>>

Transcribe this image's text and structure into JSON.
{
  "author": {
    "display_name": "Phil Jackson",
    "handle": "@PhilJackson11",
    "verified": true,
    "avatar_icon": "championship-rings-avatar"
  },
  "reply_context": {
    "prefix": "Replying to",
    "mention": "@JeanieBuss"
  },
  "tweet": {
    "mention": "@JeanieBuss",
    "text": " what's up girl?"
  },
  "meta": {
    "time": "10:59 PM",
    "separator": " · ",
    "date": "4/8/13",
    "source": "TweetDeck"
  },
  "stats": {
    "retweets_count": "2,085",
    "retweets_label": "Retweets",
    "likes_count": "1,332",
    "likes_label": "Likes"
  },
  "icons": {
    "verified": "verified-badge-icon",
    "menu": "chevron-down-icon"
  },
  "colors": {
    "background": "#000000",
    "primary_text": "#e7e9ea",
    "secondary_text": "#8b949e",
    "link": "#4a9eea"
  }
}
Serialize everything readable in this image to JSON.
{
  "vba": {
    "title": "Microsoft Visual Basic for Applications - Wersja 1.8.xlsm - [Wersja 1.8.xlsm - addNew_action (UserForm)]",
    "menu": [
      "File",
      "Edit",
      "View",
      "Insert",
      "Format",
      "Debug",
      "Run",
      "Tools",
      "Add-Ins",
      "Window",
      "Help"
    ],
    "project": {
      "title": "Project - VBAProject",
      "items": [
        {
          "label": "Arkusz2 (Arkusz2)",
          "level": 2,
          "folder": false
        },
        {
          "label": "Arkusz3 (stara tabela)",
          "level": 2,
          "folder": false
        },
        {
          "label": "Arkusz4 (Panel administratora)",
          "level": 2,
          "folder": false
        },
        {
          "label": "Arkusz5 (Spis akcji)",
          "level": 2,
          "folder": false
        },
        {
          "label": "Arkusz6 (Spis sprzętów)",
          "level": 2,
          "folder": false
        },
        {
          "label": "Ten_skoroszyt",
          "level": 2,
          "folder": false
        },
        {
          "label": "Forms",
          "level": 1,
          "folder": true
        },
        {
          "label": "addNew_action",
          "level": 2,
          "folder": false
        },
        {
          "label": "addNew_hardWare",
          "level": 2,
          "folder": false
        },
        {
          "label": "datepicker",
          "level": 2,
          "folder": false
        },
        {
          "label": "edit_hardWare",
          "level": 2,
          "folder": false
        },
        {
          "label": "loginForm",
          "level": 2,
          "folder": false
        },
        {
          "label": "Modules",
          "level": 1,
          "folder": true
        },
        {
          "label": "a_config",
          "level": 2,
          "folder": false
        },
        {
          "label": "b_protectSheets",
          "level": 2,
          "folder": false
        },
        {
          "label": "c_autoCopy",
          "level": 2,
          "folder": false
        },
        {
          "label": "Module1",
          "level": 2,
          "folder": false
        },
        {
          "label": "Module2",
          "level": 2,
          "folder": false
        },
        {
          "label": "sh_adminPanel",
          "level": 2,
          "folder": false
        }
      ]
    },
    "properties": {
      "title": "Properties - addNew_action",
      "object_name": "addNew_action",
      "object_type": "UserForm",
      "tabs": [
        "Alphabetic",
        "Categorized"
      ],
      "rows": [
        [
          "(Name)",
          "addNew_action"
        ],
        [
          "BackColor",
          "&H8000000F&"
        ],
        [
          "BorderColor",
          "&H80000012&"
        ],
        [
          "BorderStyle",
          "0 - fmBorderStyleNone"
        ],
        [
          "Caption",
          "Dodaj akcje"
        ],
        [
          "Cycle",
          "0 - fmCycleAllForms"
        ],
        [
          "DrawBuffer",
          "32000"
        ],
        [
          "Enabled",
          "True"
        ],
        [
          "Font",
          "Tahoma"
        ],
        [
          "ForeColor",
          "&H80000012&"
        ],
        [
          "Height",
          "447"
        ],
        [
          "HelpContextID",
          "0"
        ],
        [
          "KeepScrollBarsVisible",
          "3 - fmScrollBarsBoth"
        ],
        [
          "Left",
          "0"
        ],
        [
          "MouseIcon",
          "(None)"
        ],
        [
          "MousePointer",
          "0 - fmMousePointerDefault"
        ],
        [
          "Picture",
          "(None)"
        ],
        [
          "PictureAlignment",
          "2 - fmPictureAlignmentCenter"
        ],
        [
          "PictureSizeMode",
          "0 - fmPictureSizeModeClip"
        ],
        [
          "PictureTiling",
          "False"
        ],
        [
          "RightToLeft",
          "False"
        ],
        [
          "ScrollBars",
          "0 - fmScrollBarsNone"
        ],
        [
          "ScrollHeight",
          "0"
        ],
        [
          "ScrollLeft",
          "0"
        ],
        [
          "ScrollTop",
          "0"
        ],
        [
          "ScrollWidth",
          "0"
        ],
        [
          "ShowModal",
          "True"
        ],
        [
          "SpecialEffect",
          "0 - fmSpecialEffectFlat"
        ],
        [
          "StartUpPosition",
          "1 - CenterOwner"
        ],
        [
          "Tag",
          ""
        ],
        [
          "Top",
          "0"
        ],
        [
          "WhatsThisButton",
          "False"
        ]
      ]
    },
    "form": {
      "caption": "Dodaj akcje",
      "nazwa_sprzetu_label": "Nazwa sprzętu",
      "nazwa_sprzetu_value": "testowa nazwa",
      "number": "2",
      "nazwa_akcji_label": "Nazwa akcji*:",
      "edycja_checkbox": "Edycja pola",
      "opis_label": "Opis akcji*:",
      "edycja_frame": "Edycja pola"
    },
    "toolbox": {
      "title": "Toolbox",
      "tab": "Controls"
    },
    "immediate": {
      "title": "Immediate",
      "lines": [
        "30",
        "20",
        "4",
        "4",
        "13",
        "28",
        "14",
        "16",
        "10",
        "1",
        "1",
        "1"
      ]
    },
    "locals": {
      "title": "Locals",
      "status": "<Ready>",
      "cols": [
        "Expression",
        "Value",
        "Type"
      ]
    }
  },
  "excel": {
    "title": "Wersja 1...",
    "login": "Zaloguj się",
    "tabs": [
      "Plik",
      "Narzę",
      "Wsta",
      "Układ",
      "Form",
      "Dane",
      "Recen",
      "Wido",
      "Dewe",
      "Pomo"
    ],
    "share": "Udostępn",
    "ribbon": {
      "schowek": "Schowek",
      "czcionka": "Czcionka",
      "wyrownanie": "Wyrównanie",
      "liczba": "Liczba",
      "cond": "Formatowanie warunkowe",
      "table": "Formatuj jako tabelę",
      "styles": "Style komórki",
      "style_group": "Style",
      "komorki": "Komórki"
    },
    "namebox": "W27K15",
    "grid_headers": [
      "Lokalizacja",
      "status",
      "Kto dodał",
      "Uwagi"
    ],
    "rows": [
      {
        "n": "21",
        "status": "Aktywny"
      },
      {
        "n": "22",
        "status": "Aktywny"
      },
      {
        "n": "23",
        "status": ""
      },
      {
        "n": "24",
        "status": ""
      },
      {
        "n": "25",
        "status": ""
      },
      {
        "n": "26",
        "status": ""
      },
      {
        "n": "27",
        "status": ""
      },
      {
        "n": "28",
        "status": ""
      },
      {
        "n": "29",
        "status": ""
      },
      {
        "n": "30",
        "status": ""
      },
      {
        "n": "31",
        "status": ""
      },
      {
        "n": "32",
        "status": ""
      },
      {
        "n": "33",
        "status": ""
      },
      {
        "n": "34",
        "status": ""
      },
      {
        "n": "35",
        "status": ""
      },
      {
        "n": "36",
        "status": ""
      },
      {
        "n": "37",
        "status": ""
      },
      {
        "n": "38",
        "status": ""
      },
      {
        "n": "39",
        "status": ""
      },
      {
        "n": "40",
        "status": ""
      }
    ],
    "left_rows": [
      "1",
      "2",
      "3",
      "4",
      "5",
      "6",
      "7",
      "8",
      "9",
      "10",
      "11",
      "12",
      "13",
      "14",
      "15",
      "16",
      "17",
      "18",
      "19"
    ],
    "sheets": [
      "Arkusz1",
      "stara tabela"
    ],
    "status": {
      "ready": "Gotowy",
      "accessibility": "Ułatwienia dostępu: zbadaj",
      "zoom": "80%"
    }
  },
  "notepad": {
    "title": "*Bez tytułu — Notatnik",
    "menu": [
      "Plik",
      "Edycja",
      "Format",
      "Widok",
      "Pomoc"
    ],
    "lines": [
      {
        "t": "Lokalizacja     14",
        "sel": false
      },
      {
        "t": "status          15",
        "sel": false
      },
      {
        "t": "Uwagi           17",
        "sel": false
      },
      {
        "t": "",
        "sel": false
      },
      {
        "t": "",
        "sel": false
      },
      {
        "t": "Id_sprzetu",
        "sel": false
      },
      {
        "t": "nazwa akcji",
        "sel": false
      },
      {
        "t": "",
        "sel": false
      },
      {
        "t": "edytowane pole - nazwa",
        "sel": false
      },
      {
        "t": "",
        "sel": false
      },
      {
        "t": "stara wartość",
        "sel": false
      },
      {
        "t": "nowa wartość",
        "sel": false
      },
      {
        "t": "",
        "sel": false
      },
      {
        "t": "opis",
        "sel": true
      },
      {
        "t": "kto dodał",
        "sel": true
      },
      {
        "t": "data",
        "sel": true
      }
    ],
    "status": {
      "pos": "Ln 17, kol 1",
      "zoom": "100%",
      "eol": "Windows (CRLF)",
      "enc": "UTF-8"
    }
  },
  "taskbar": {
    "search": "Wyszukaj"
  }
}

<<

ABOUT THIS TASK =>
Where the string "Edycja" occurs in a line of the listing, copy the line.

EXERCISE ANSWER =>
      "edycja_checkbox": "Edycja pola",
      "edycja_frame": "Edycja pola"
      "Edycja",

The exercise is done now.